TASK ITEM
Your task is to output the listing word for word, with pictures excluded.

DATA EXCERPTS
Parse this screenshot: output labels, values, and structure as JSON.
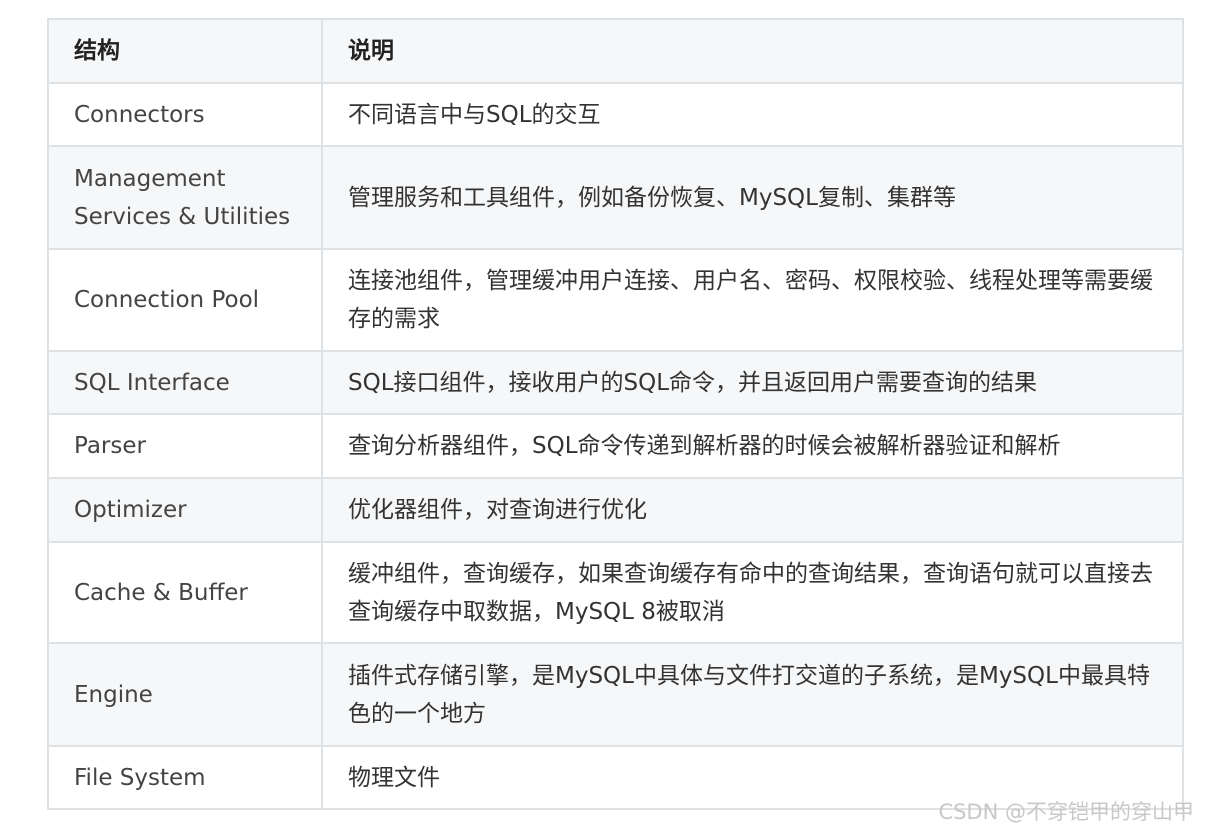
{
  "table": {
    "headers": [
      "结构",
      "说明"
    ],
    "rows": [
      {
        "name": "Connectors",
        "desc": "不同语言中与SQL的交互"
      },
      {
        "name": "Management Services & Utilities",
        "desc": "管理服务和工具组件，例如备份恢复、MySQL复制、集群等"
      },
      {
        "name": "Connection Pool",
        "desc": "连接池组件，管理缓冲用户连接、用户名、密码、权限校验、线程处理等需要缓存的需求"
      },
      {
        "name": "SQL Interface",
        "desc": "SQL接口组件，接收用户的SQL命令，并且返回用户需要查询的结果"
      },
      {
        "name": "Parser",
        "desc": "查询分析器组件，SQL命令传递到解析器的时候会被解析器验证和解析"
      },
      {
        "name": "Optimizer",
        "desc": "优化器组件，对查询进行优化"
      },
      {
        "name": "Cache & Buffer",
        "desc": "缓冲组件，查询缓存，如果查询缓存有命中的查询结果，查询语句就可以直接去查询缓存中取数据，MySQL 8被取消"
      },
      {
        "name": "Engine",
        "desc": "插件式存储引擎，是MySQL中具体与文件打交道的子系统，是MySQL中最具特色的一个地方"
      },
      {
        "name": "File System",
        "desc": "物理文件"
      }
    ]
  },
  "watermark": "CSDN @不穿铠甲的穿山甲"
}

REPLY TO THE EXERCISE
Parse this screenshot: output labels, values, and structure as JSON.
{
  "table": {
    "headers": [
      "结构",
      "说明"
    ],
    "rows": [
      {
        "name": "Connectors",
        "desc": "不同语言中与SQL的交互"
      },
      {
        "name": "Management Services & Utilities",
        "desc": "管理服务和工具组件，例如备份恢复、MySQL复制、集群等"
      },
      {
        "name": "Connection Pool",
        "desc": "连接池组件，管理缓冲用户连接、用户名、密码、权限校验、线程处理等需要缓存的需求"
      },
      {
        "name": "SQL Interface",
        "desc": "SQL接口组件，接收用户的SQL命令，并且返回用户需要查询的结果"
      },
      {
        "name": "Parser",
        "desc": "查询分析器组件，SQL命令传递到解析器的时候会被解析器验证和解析"
      },
      {
        "name": "Optimizer",
        "desc": "优化器组件，对查询进行优化"
      },
      {
        "name": "Cache & Buffer",
        "desc": "缓冲组件，查询缓存，如果查询缓存有命中的查询结果，查询语句就可以直接去查询缓存中取数据，MySQL 8被取消"
      },
      {
        "name": "Engine",
        "desc": "插件式存储引擎，是MySQL中具体与文件打交道的子系统，是MySQL中最具特色的一个地方"
      },
      {
        "name": "File System",
        "desc": "物理文件"
      }
    ]
  },
  "watermark": "CSDN @不穿铠甲的穿山甲"
}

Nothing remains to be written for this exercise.